Data listing:
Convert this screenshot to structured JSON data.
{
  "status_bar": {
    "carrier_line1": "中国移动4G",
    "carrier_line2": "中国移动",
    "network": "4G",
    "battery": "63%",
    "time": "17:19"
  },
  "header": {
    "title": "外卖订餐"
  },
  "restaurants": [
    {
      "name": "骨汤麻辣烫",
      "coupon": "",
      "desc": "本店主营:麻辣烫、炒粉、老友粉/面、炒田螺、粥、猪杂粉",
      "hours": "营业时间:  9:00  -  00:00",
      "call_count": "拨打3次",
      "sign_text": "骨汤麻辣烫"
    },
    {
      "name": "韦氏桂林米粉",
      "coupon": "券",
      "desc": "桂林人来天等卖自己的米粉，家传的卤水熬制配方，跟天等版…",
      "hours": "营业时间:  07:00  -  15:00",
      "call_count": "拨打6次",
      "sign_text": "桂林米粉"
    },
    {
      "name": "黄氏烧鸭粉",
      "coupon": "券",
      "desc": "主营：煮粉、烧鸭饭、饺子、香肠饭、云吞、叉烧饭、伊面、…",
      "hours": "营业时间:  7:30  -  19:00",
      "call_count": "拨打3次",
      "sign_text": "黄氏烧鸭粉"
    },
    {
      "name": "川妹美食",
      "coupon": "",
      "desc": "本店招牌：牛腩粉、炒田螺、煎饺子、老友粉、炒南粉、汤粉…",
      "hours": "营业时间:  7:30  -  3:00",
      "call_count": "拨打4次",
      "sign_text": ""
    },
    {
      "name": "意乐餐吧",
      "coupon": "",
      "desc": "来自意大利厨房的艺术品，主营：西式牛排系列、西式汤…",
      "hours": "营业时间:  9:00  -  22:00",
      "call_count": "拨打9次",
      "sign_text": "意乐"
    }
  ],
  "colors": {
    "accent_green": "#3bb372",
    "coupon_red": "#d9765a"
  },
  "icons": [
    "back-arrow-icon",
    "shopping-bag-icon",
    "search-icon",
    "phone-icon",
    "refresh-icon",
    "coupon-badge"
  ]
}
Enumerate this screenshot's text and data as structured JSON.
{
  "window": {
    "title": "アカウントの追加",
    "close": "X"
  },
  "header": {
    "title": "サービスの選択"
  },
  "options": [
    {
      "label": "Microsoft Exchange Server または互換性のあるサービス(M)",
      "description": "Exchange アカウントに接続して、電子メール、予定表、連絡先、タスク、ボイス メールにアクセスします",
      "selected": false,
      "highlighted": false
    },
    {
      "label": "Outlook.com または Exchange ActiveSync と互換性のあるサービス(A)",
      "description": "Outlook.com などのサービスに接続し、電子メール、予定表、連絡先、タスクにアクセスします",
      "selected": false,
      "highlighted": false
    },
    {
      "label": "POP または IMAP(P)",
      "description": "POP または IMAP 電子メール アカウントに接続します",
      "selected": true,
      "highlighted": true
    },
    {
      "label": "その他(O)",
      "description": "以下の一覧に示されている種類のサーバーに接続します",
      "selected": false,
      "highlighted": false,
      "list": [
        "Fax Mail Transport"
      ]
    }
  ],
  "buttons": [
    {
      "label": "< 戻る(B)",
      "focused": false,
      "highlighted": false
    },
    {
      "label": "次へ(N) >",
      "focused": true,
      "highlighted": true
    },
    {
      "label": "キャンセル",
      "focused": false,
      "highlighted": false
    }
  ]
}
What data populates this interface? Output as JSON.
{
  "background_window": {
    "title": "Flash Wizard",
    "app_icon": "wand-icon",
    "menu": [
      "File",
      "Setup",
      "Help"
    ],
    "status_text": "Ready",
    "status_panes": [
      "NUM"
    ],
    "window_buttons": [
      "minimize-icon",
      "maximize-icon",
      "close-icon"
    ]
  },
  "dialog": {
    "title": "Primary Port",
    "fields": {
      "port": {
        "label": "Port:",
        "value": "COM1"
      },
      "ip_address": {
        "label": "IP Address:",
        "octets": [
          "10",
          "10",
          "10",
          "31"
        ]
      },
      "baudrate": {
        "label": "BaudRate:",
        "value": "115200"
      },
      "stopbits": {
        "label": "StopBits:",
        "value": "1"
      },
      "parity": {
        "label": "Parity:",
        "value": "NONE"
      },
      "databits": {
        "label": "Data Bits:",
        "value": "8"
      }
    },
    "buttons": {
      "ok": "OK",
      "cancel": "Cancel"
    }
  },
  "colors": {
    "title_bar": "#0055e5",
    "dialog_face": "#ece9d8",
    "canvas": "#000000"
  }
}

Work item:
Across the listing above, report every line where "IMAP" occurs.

Problem solution:
      "label": "POP または IMAP(P)",
      "description": "POP または IMAP 電子メール アカウントに接続します",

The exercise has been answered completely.